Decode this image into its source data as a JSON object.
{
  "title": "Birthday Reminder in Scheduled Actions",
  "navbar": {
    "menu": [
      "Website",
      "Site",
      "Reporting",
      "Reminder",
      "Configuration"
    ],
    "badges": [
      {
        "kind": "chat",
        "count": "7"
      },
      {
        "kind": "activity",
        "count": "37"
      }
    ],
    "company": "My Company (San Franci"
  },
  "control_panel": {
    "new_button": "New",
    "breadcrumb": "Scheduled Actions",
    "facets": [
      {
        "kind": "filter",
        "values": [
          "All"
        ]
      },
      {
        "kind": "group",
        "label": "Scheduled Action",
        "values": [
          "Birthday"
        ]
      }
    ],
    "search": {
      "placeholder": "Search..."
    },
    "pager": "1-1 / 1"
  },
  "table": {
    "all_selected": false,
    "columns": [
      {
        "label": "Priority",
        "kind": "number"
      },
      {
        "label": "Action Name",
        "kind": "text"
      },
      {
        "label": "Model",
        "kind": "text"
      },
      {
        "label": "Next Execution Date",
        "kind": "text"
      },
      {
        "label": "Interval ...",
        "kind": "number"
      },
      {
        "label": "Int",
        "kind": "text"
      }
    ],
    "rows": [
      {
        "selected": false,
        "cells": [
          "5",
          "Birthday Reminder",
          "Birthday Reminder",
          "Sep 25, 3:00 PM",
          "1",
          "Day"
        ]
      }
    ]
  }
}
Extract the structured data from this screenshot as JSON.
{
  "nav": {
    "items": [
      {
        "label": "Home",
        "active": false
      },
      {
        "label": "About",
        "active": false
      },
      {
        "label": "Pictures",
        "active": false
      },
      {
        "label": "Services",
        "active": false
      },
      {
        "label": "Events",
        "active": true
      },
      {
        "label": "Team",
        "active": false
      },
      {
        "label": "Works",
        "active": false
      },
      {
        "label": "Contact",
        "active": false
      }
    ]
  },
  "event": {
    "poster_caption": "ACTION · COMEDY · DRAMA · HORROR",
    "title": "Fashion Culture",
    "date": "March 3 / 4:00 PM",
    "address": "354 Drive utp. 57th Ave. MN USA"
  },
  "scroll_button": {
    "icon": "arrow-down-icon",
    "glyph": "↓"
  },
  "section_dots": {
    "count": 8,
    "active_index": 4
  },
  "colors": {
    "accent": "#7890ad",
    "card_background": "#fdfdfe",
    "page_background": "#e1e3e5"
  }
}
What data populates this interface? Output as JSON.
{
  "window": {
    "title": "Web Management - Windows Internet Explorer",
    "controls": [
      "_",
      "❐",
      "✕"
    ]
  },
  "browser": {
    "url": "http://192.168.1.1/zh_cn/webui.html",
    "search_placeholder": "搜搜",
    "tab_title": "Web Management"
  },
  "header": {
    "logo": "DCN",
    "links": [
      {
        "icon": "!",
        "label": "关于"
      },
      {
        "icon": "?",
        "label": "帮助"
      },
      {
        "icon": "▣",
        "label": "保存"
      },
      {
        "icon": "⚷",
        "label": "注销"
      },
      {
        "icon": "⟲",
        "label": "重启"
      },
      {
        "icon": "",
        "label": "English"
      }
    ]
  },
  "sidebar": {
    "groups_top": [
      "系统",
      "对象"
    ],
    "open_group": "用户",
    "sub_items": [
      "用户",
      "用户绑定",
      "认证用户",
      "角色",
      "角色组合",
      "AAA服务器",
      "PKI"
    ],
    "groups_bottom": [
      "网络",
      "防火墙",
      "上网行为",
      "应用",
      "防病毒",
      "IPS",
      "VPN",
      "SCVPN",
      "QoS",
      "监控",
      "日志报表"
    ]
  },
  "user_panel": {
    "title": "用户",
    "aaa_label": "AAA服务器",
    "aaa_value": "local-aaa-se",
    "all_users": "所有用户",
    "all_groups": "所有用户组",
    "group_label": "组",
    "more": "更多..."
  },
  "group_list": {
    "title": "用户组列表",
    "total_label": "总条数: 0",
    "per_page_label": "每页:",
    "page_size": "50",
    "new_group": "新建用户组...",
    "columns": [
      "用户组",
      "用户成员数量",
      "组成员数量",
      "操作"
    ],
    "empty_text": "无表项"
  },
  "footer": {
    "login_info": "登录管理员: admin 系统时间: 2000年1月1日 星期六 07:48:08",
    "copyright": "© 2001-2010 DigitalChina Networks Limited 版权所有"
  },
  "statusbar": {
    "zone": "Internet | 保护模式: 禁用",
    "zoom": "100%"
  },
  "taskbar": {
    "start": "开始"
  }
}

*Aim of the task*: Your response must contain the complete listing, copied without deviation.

*Answer space*:
Decode this image into its source data as a JSON object.
{
  "title": "Birthday Reminder in Scheduled Actions",
  "navbar": {
    "menu": [
      "Website",
      "Site",
      "Reporting",
      "Reminder",
      "Configuration"
    ],
    "badges": [
      {
        "kind": "chat",
        "count": "7"
      },
      {
        "kind": "activity",
        "count": "37"
      }
    ],
    "company": "My Company (San Franci"
  },
  "control_panel": {
    "new_button": "New",
    "breadcrumb": "Scheduled Actions",
    "facets": [
      {
        "kind": "filter",
        "values": [
          "All"
        ]
      },
      {
        "kind": "group",
        "label": "Scheduled Action",
        "values": [
          "Birthday"
        ]
      }
    ],
    "search": {
      "placeholder": "Search..."
    },
    "pager": "1-1 / 1"
  },
  "table": {
    "all_selected": false,
    "columns": [
      {
        "label": "Priority",
        "kind": "number"
      },
      {
        "label": "Action Name",
        "kind": "text"
      },
      {
        "label": "Model",
        "kind": "text"
      },
      {
        "label": "Next Execution Date",
        "kind": "text"
      },
      {
        "label": "Interval ...",
        "kind": "number"
      },
      {
        "label": "Int",
        "kind": "text"
      }
    ],
    "rows": [
      {
        "selected": false,
        "cells": [
          "5",
          "Birthday Reminder",
          "Birthday Reminder",
          "Sep 25, 3:00 PM",
          "1",
          "Day"
        ]
      }
    ]
  }
}
Extract the structured data from this screenshot as JSON.
{
  "nav": {
    "items": [
      {
        "label": "Home",
        "active": false
      },
      {
        "label": "About",
        "active": false
      },
      {
        "label": "Pictures",
        "active": false
      },
      {
        "label": "Services",
        "active": false
      },
      {
        "label": "Events",
        "active": true
      },
      {
        "label": "Team",
        "active": false
      },
      {
        "label": "Works",
        "active": false
      },
      {
        "label": "Contact",
        "active": false
      }
    ]
  },
  "event": {
    "poster_caption": "ACTION · COMEDY · DRAMA · HORROR",
    "title": "Fashion Culture",
    "date": "March 3 / 4:00 PM",
    "address": "354 Drive utp. 57th Ave. MN USA"
  },
  "scroll_button": {
    "icon": "arrow-down-icon",
    "glyph": "↓"
  },
  "section_dots": {
    "count": 8,
    "active_index": 4
  },
  "colors": {
    "accent": "#7890ad",
    "card_background": "#fdfdfe",
    "page_background": "#e1e3e5"
  }
}
What data populates this interface? Output as JSON.
{
  "window": {
    "title": "Web Management - Windows Internet Explorer",
    "controls": [
      "_",
      "❐",
      "✕"
    ]
  },
  "browser": {
    "url": "http://192.168.1.1/zh_cn/webui.html",
    "search_placeholder": "搜搜",
    "tab_title": "Web Management"
  },
  "header": {
    "logo": "DCN",
    "links": [
      {
        "icon": "!",
        "label": "关于"
      },
      {
        "icon": "?",
        "label": "帮助"
      },
      {
        "icon": "▣",
        "label": "保存"
      },
      {
        "icon": "⚷",
        "label": "注销"
      },
      {
        "icon": "⟲",
        "label": "重启"
      },
      {
        "icon": "",
        "label": "English"
      }
    ]
  },
  "sidebar": {
    "groups_top": [
      "系统",
      "对象"
    ],
    "open_group": "用户",
    "sub_items": [
      "用户",
      "用户绑定",
      "认证用户",
      "角色",
      "角色组合",
      "AAA服务器",
      "PKI"
    ],
    "groups_bottom": [
      "网络",
      "防火墙",
      "上网行为",
      "应用",
      "防病毒",
      "IPS",
      "VPN",
      "SCVPN",
      "QoS",
      "监控",
      "日志报表"
    ]
  },
  "user_panel": {
    "title": "用户",
    "aaa_label": "AAA服务器",
    "aaa_value": "local-aaa-se",
    "all_users": "所有用户",
    "all_groups": "所有用户组",
    "group_label": "组",
    "more": "更多..."
  },
  "group_list": {
    "title": "用户组列表",
    "total_label": "总条数: 0",
    "per_page_label": "每页:",
    "page_size": "50",
    "new_group": "新建用户组...",
    "columns": [
      "用户组",
      "用户成员数量",
      "组成员数量",
      "操作"
    ],
    "empty_text": "无表项"
  },
  "footer": {
    "login_info": "登录管理员: admin 系统时间: 2000年1月1日 星期六 07:48:08",
    "copyright": "© 2001-2010 DigitalChina Networks Limited 版权所有"
  },
  "statusbar": {
    "zone": "Internet | 保护模式: 禁用",
    "zoom": "100%"
  },
  "taskbar": {
    "start": "开始"
  }
}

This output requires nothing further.